Apache Flink is a stream processing framework, it is intended as a replacement for Apache Storm / Apache Spark. In this article I highlights some main features of Apache Flink with some very abstract introduction of usages.

Advantages with Apache Flink

  • Realtime processing, just like Storm.
  • Supports scaling, fault-tolerant and replay after crash.
  • Each Flink node has local state access.

Data flow in Apache Flink

Flink logical topology is shown in the following image. Data read from TCP, file, Kafka or even database to a Flink source node, streaming processed in Flink nodes and finally sent to Flink sink node, all in real time. Note that the operator can and usually have multiple layers and each layer can also includes multiple operator nodes.

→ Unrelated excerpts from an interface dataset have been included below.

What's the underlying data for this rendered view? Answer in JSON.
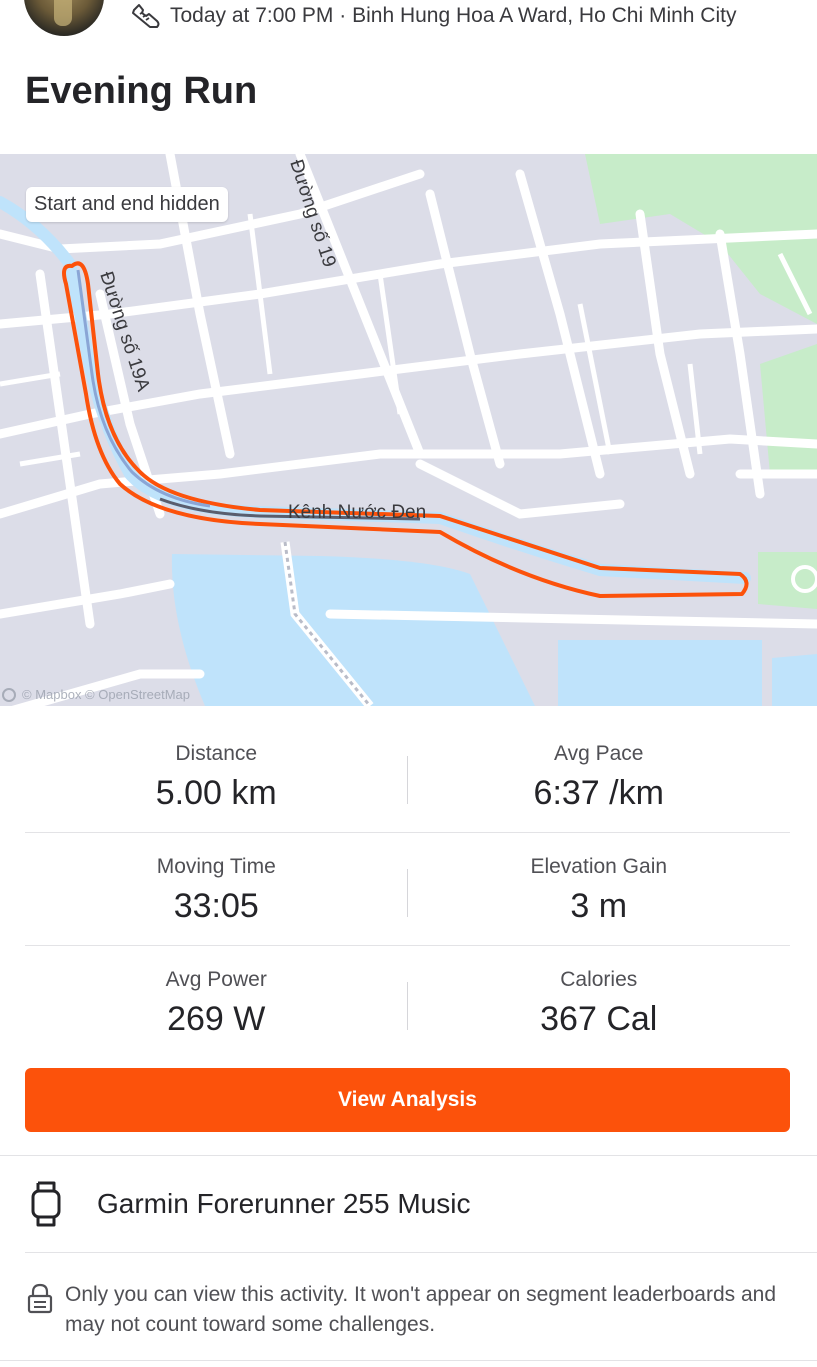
{
  "header": {
    "timestamp_location": "Today at 7:00 PM · Binh Hung Hoa A Ward, Ho Chi Minh City"
  },
  "activity": {
    "title": "Evening Run"
  },
  "map": {
    "privacy_chip": "Start and end hidden",
    "street_labels": [
      "Đường số 19A",
      "Đường số 19",
      "Kênh Nước Đen"
    ],
    "attribution": "© Mapbox © OpenStreetMap",
    "route_color": "#fc520b",
    "water_color": "#bfe3fb",
    "park_color": "#c7ecc9"
  },
  "stats": [
    {
      "label": "Distance",
      "value": "5.00 km"
    },
    {
      "label": "Avg Pace",
      "value": "6:37 /km"
    },
    {
      "label": "Moving Time",
      "value": "33:05"
    },
    {
      "label": "Elevation Gain",
      "value": "3 m"
    },
    {
      "label": "Avg Power",
      "value": "269 W"
    },
    {
      "label": "Calories",
      "value": "367 Cal"
    }
  ],
  "actions": {
    "view_analysis": "View Analysis"
  },
  "device": {
    "name": "Garmin Forerunner 255 Music",
    "icon": "watch-icon"
  },
  "privacy": {
    "icon": "lock-icon",
    "text": "Only you can view this activity. It won't appear on segment leaderboards and may not count toward some challenges."
  },
  "colors": {
    "accent": "#fc520b",
    "text_primary": "#242428",
    "text_secondary": "#505055"
  }
}
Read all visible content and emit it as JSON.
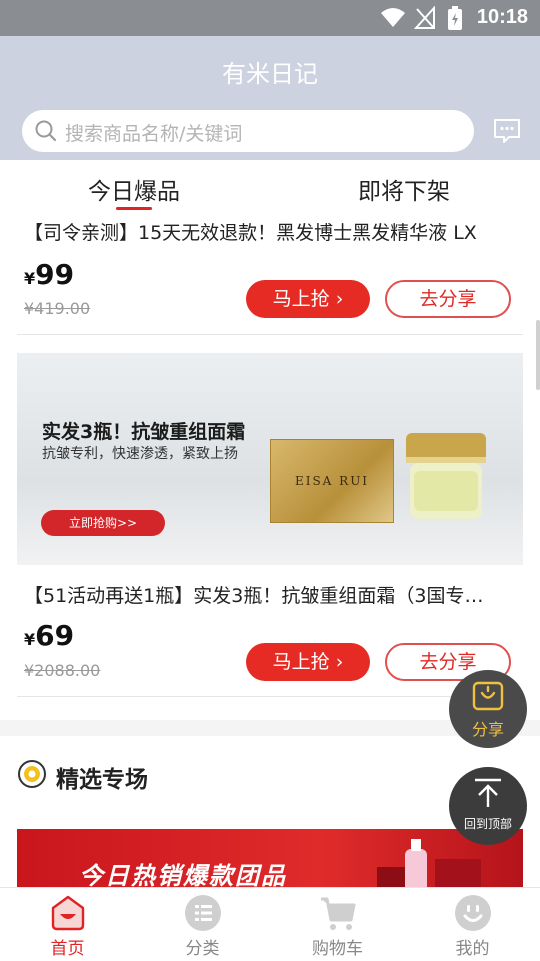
{
  "status_bar": {
    "time": "10:18"
  },
  "header": {
    "title": "有米日记",
    "search_placeholder": "搜索商品名称/关键词"
  },
  "tabs": [
    {
      "label": "今日爆品",
      "active": true
    },
    {
      "label": "即将下架",
      "active": false
    }
  ],
  "products": [
    {
      "title": "【司令亲测】15天无效退款！黑发博士黑发精华液 LX",
      "currency": "¥",
      "price": "99",
      "original_price": "¥419.00",
      "buy_label": "马上抢 ›",
      "share_label": "去分享"
    },
    {
      "banner": {
        "headline": "实发3瓶！抗皱重组面霜",
        "subline": "抗皱专利，快速渗透，紧致上扬",
        "cta": "立即抢购>>",
        "brand": "EISA RUI"
      },
      "title": "【51活动再送1瓶】实发3瓶！抗皱重组面霜（3国专…",
      "currency": "¥",
      "price": "69",
      "original_price": "¥2088.00",
      "buy_label": "马上抢 ›",
      "share_label": "去分享"
    }
  ],
  "section": {
    "title": "精选专场"
  },
  "promo_banner": {
    "text": "今日热销爆款团品"
  },
  "floating": {
    "share_label": "分享",
    "top_label": "回到顶部"
  },
  "bottom_nav": [
    {
      "label": "首页",
      "icon": "home-icon",
      "active": true
    },
    {
      "label": "分类",
      "icon": "category-icon",
      "active": false
    },
    {
      "label": "购物车",
      "icon": "cart-icon",
      "active": false
    },
    {
      "label": "我的",
      "icon": "profile-icon",
      "active": false
    }
  ],
  "colors": {
    "accent": "#e52b24",
    "header_bg": "#cdd2e0",
    "status_bar_bg": "#8a8d92"
  }
}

Data exchange strategies

Data exchange strategies manages how tasks would be distributed to the next layer of operators. Flink supports the following strategies,

  • simple forward
  • broadcast
  • key-based
  • random

Data transformation

Note all Flink functions must be Java serializable. This requirement comes from the fact that Flink functions will be serialized and sent to other nodes in the cluster.

Flink operator supports the following data transformation operations.

  • rolling aggregation
  • window operation by
    • session
    • fixed size
    • sliding window

Time in Flink

Data transformations relies on timestamp. You can use two types of time in Flink:

  1. Event time which is the timestamp in client side, e.g., where the event or message originates.
  2. Process time which is the timestamp on Flink node.

Stream transformations

Stream transformation in operator nodes are similar to the functions very common in functional programming.

  1. map, filter, flatMap
  2. keyBy: partition stream by selector, here are some examples
    • keyBy(0, 2) takes the first and third values of a tuple as key
    • keyBy("2") takes the second values of a tuple as key
    • keyBy("person.address") takes value from a nested object as key
  3. reduce, sum, min, max, minBy, maxBy: These transformations can only be applied to bounded data domain, usually after rolling or window aggregation.
  4. union: merging multiple streams
  5. split: split a stream to multiple streams
  6. And for data distribution:
    1. shuffle
    2. rebalance
    3. rescale: applicable if number of senders largely differs from number of receivers
    4. broadcast
    5. global
    6. partitionCustom: use your own customized distribution function

Data serialization in Flink

Flink can hanle serialization of basic Java data types, Flink tuples and POJO / Avro types, you can find the supported types in org.apache.flink.api.common.typeinfo.Types. As a configurable fallback, Kryo is used to serialize other data types.


To configure parallelism of a task, use the setParallelism method after a task,

// Get default parallelism, which equals the number of CPU cores,
var defaultP = env.getParallelism;
    .map(new MyMapper).setParallelism(defaultP * 2);


You can choose one of the following deployment modes:

  1. standalone cluster
  2. docker
  3. Hadoop YARN
  4. Kubernetes

The following figure shows how a job get executed in a standalone cluster deployment.